Race 5: This is a tough, contentious race. In normal sequences, we may want to dig deep and take a shot on a key horse, but with a seeded pool we should probably be more considerate to hitting the bet, and going a little deeper. 1,2,3,5,7,9 and 11 are all capable of winning the race, and probably each have fair odds in the single digits. The horse I am probably most interested in is the 5 at 8-1, Pacific Image. One would expect him to show speed this tim…

Friday Notes, Sans Spin

Good happy Friday everyone.


Mike Maloney applauds the new IRS rules in the BH, as most of us do. What's disconcerting however, is how this came about.
"It was a big dropping of the ball to let that go on all of those years. It kind of illustrates to me the difference between casino leadership and management and racing leadership and management. When we try to go head to head, it seems like the casinos are almost always one step ahead of us. They understand their customers better; they understand the regulatory landscape better; They're just sharper from a lot of perspectives than we are."  It's very hard to get excited about future pro-customer changes in the sport when something so vital was brushed aside for so long.
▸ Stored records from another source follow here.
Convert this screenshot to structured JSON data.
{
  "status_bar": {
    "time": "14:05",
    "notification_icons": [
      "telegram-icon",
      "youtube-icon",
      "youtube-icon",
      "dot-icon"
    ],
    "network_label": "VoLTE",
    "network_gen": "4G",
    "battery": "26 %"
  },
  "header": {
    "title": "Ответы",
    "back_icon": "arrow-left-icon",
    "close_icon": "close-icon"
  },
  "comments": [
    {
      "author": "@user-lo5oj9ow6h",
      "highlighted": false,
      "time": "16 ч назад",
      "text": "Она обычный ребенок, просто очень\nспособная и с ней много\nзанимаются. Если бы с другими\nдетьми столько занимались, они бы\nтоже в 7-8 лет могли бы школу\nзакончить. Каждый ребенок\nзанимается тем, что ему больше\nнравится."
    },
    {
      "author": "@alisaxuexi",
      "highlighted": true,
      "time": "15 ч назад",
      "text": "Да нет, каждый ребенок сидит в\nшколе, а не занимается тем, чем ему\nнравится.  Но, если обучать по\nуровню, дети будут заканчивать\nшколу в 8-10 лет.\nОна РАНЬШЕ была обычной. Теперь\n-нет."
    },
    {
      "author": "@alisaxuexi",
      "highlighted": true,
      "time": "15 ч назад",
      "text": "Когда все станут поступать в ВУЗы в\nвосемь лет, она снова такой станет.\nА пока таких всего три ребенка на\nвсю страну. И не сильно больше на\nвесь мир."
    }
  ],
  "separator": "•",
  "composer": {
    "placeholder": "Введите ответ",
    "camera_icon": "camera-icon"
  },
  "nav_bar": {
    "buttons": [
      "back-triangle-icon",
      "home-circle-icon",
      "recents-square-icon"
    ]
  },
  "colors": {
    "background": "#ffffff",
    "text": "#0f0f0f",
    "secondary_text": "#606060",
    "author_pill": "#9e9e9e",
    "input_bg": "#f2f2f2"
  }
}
Further to that, Keeneland's handle day yesterday was, frankly embarrassing, dropping 17% per interest with a bang up card, filled to the brim with horses. If that card was raced at Kentucky Downs a month ago, it probably would've been up 40%…